Although it’s tucked away in a quiet pocket between Rondebosch and Claremont, the largely-residential suburb of Newlands is hardly sleepy. Newlands is famous for many things besides its quaint Victorian cottages and winding back lanes: renowned sports stadia, landmark hotels, excellent restaurants, superlative schools such as SACS and Westerford, gourmet food shops, significant national monuments, a design centre, and a natural spring whose ever-flowing waters defied the recent drought in the Western Cape. It’s also notorious for being the wettest suburb in Cape Town due to its annual rainfall levels.

Trivia aside, here are some of the not-to-miss aspects of Newlands:

The Josephine Mill Museum is open to visitors by appointment, but you don’t need to go inside the museum to appreciate the building. Astonishing for its industrial revolution architecture and a water wheel that still functions, the on-site restaurant is set on the banks of the gently burbling Liesbeek River. Close by is the Newlands Brewery, one of the oldest commercial beer breweries in South Africa. The #beerexperience will take you on a tour through all things malt and hops. Compare old favourites with new-fangled craft brews.

The Montebello Design Centre on Newlands Avenue is another must-visit destination for lovers of creativity. This collection of 25 painters’ studios, potter’s workshops and craft shops – huddled together in a fine example of period architecture – is a beacon for devotees of art, craft and design. The charming Gardener’s Cottage restaurant hunkers down below giant trees and overlooks a verdant nursery that spreads out around a historic Greenhouse.

As for sport, why watch on the big screen when you can see your team play live at Newlands Rugby Stadium or the cricket grounds? The PPC Newlands Cricket Stadium is said to have the loveliest batting pitch in the world thanks to the majestic backdrop of Newlands Ravine and Kirstenbosch.

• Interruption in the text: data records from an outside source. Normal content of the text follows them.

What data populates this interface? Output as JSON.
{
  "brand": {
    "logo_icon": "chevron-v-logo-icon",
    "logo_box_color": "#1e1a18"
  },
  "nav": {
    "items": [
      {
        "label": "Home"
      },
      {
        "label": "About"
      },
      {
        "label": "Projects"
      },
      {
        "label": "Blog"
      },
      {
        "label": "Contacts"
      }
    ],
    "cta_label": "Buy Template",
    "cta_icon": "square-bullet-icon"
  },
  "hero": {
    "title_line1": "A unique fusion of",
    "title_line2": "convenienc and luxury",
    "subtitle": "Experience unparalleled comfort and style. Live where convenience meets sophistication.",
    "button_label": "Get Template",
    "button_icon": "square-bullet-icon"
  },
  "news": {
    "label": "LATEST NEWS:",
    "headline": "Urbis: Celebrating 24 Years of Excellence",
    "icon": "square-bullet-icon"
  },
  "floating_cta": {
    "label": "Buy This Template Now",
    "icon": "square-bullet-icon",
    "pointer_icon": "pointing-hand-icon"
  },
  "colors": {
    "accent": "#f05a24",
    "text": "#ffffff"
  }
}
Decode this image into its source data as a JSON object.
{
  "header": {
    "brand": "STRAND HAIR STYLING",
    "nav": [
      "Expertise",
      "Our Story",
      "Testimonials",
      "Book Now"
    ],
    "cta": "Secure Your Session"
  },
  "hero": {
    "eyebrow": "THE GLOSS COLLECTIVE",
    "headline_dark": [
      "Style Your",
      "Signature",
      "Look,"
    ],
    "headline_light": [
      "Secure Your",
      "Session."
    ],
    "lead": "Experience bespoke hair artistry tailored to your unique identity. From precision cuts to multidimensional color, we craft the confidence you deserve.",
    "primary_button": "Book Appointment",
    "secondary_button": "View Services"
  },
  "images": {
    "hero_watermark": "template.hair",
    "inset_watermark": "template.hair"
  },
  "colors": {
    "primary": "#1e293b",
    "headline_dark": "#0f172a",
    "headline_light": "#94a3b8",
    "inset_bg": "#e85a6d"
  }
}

If you are in Newlands for the sporting action, the Park Inn by Radisson Newlands is so close to the grounds it’s likely that you could lob a shot into the nearby stadium from the hotel lobby! Besides the uber convenience of the location, the venue offers upscale accommodation and conferencing in a contemporary setting. It is a standout hotel thanks to its unique and ongoing commitments to supporting DeafSA – 20% of the hotel’s administrative staff are hearing impaired.

A mecca for foodies, Newlands can brag that is has not one but three artisanal ice-cream parlours. The Creamery’s ices are rich and decadent, and the choice selection is distinguished by an ever-changing Flavour of the Month. Gelato Mania, in close proximity, has a name that says it all for those who are crazy about Italian-style frozen confectionary. Le Delizie is run by a friendly Italian couple who have made Newlands their home. Massimo is a third-generation gelato maker and confectioner who – besides noteworthy flavours of ice-cream such as Crèma della Nonna – conjures up an irresistible range of handcrafted chocolates using ultra ingredients such as hazelnuts imported from the Piedmont region of Italy. You’ll quickly become a loyal customer!

Dean Street and surrounds are peppered with a score of upmarket eateries and a trendy smattering of smoothie bars and taco joints. Exploring Newlands will uncover even further gems that will expand this growing list of lust-worthy locations. And it is possible to do it all on foot.

  • Contact Details: Park Inn® by Radisson reservations and more information, visit parkinn.com; or contact Stephanie via stephanie@scoutpr.co.za or Tel +27 (0) 21 685 0169.